CORPUS CHRISTI, Texas — When the pandemic forced many Americans to quarantine in their homes, some speculated we’d see a baby boom nine months later.
But the data is in with the opposite effect - at least in the Coastal Bend - where we are seeing a baby bust.
From 2020 to 2021 childbirths decreased by 154 deliveries at Christus Spohn South Hospital.
Research shows the decline isn’t isolated to the pandemic. In fact, the numbers have been declining in the U.S. since 2006,
“Its just not one of those things that I'm not prepared to do, like do I want to do that to another person?” said Eric Tinnin, who says deciding whether or not to give birth to a baby was a simple choice for her. "Who knows if we’re even going to have a job three months from now, especially after COVID-19 that took a huge toll on the economy. It's kind of just a crazy time."
A report from the Pew Research Center shows the fertility rate in the US was already at a record low before the COVID-19 pandemic began.
Pew notes some reasons for the decline include more women are getting educated, putting off getting married or simply are not having sex.
Allison Apple is the administrative director of women’s services at Christus Spohn South Hospital.
“I personally think more related to economy and just job situations and family dynamics,” said Apple.
While the pandemic was declared a national emergency on March 13, that means most babies conceived after would have been born in December of 2021.
The United States Census Bureau reports from December 2019 through March 2020, birth rates were at an average of approximately 300,000 births and from December 2020 to March 2021 that dropped to an estimated average of 280,000.
“This is where any mom would come to deliver and some days you’ll see this waiting room full and other days you’ll see it less full,” said Apple.
Seeing the waiting room “less full” is a bad sign for the economy.
The World Economic Forum estimates by 2035 there will fewer working adults.
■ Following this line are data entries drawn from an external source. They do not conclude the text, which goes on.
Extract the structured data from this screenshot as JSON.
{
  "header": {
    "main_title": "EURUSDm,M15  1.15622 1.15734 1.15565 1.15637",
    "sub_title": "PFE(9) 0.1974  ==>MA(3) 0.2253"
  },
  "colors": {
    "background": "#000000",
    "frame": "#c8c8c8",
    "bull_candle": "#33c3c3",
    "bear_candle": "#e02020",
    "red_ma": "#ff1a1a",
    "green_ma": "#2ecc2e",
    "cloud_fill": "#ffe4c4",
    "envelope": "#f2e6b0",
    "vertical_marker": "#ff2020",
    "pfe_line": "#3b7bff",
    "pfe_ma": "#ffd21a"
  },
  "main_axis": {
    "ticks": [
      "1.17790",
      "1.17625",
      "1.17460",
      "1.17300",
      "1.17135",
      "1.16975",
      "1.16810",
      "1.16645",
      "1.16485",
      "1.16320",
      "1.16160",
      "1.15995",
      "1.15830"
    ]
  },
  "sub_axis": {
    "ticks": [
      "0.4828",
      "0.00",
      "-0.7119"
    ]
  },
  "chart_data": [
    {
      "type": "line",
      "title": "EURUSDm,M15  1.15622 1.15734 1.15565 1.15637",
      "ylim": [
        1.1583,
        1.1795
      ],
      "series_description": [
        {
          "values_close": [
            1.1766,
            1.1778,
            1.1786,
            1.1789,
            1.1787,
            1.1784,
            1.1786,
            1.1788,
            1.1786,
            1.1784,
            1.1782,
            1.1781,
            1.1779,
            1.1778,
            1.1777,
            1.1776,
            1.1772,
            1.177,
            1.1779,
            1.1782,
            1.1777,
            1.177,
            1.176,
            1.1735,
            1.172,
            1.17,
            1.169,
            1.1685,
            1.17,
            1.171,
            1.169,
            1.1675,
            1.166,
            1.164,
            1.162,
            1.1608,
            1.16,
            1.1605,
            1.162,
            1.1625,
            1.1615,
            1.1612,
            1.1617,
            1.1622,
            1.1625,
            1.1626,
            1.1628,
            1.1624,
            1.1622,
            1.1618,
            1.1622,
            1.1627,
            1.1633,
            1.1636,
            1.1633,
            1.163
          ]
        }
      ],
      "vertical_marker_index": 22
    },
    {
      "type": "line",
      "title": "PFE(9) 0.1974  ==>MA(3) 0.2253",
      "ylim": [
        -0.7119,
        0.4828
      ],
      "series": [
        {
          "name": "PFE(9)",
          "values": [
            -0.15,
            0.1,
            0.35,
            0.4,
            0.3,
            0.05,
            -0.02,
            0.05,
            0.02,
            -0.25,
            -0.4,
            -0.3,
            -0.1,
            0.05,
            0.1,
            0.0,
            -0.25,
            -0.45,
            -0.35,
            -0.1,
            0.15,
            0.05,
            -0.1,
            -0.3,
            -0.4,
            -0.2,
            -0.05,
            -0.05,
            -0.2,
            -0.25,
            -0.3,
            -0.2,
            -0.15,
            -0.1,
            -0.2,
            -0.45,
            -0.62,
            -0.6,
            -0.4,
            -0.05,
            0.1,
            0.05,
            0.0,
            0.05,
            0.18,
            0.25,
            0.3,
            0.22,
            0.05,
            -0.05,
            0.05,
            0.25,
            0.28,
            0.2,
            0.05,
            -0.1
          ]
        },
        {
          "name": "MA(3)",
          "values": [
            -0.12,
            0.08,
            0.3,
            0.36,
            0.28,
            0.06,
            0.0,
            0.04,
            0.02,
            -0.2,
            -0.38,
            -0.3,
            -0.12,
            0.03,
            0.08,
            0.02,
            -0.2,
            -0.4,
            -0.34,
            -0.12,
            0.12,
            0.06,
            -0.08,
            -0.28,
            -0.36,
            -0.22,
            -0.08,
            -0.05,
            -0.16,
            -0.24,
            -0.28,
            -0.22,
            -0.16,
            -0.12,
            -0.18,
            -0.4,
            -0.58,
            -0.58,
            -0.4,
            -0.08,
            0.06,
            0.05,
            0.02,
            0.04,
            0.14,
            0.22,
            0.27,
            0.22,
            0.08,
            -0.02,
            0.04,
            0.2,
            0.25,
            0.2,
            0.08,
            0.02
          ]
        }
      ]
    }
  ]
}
That will impacts Social Security benefits for Americans.
Today’s workers are paying for today’s retirees benefits and any future workers, including those being born this year, will help pay benefits when people who are in the workforce now retire.
“We don’t want to see a decrease, we definitely want growth and an increase," Apple said.
While multiple reports shows COVID-19 is not responsible for the baby bust. haiving a baby during a global pandemic is a different experience.
Kira Marie Belew was pregnant during the peak months of the COVID-19 pandemic. She gave birth to her son in April 2020.
“My children weren’t allowed to meet the baby, my parents couldn’t meet the baby," she said. "It was just me and my husband."
CHRISTUS Spohn reports that as of Friday, 80 babies have been born this month.
“It's just one step and you get through it and you get going and at the end you have a beautiful baby," Apple said.
This trend is likely to remain. A report from the Brookings Institute found the number of births is expected to be lower than the number of deaths for the foreseeable future.